- If your project is not approved by the Campus School administration, you will receive email notification from the director of curriculum design & innovation. The project will not be eligible for completion at Campus School.
After receiving approval from the Campus School, the IRB will conduct a formal review of your proposal. The IRB will provide you with a final decision regarding whether your project may be undertaken.
If your project is approved by all required parties, please follow the steps below in order to mobilize your research:
- Complete all required child safety trainings and background checks. Campus School will provide you with guidance on the requirements.
- Campus School must have documentation of all completed trainings and cleared background checks.

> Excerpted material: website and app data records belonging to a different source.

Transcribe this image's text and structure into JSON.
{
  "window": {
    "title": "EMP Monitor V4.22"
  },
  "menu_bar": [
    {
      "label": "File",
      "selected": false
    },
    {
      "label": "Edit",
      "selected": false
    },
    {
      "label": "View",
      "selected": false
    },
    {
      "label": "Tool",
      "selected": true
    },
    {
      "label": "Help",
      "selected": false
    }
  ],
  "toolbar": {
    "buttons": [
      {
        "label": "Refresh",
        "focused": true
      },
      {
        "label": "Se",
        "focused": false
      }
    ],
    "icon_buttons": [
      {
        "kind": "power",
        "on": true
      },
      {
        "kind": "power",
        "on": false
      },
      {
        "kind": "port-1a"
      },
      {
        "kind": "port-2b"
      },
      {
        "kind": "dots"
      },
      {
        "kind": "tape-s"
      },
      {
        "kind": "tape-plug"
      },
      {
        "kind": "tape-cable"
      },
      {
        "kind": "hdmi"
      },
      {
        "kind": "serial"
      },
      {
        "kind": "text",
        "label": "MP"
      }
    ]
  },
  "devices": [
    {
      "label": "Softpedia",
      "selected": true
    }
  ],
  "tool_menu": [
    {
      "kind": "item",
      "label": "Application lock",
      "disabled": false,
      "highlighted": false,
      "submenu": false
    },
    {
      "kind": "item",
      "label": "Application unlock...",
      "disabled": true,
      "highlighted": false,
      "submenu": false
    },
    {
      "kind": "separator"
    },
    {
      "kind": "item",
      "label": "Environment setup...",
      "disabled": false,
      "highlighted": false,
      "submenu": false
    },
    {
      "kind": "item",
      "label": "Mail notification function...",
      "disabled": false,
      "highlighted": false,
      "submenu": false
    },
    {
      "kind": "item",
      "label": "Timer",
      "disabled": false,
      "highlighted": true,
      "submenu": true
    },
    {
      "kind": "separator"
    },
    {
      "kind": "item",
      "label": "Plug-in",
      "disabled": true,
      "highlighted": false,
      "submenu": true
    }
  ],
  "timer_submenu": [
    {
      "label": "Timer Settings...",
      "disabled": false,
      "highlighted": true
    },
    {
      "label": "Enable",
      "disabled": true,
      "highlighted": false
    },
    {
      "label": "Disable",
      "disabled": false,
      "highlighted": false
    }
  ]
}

The director of curriculum design & innovation will assist you with coordinating your study. This includes connecting you with teachers, sending home and monitoring the collection of permission slips, signing out work spaces as needed, and ensuring that the only children who participate in the research are those with permission from their parents/guardians.
Obtaining Parental Permission at the Campus School
Parents of children who attend the Campus School of Smith College are given the option of signing a “blanket” consent document for their child to participate in certain types of research that involve experimentation with the standard curriculum in normal education settings.
Parent Notification for Studies Covered by the Blanket Parental Consent Form - Researchers are required to send a letter home to parents notifying them of the study that is being conducted and offering to answer questions. This letter must be sent out prior to the start of the research. This letter should state that the research has been approved by the Smith College IRB and the Campus School Administration and that it falls under the blanket parental consent document that they signed at the beginning of the school year.
Parental Consent for Studies Not Covered by the Blanket Parental Consent Form - Researchers are required to request parental consent before interacting with the children. See consent templates below.
You will be expected to obtain a letter of support from the appropriate administrator at the school in which you plan to recruit participants. The letter should be on official letterhead and include two main components:
- A statement that the person(s) have reviewed the study design and any interview/survey questions or games
- A statement that they are empowered to allow this study to take place at the school, contingent on IRB approval.
Written parental/guardian permission is required for studies involving children. If the study poses more than minimal risk to the child, the IRB may require written permission from both parents/guardians.
Once parental/guardian permission has been obtained, the agreement or assent of the child is required. The child's assent is documented with an assent form, a child-friendly document that outlines the essential information about the research. Children who are able to read and write should participate in the consent process by using an assent form written in language especially for the child.
Written Assent (Ages 7-17)
From age 7 and up, a child's written assent is needed (in addition to parental or guardian consent). The assent form should be written in a way the minor participant can understand. The researcher should use supplementary verbal explanations as needed.
Oral Assent (Age 6 or Younger)
For participants who are 6 and younger, the researcher should obtain the child's assent to participate, but a signature is not required. The explanation to the child should contain elements of consent expressed in a way the child can understand. A conversational question/answer setting is often the most useful form of communication. With very young children, the child's nonresistant behavior may be interpreted as assent, but the researcher must use special care to discontinue the participation of any child who appears to experience undue stress from the research procedure.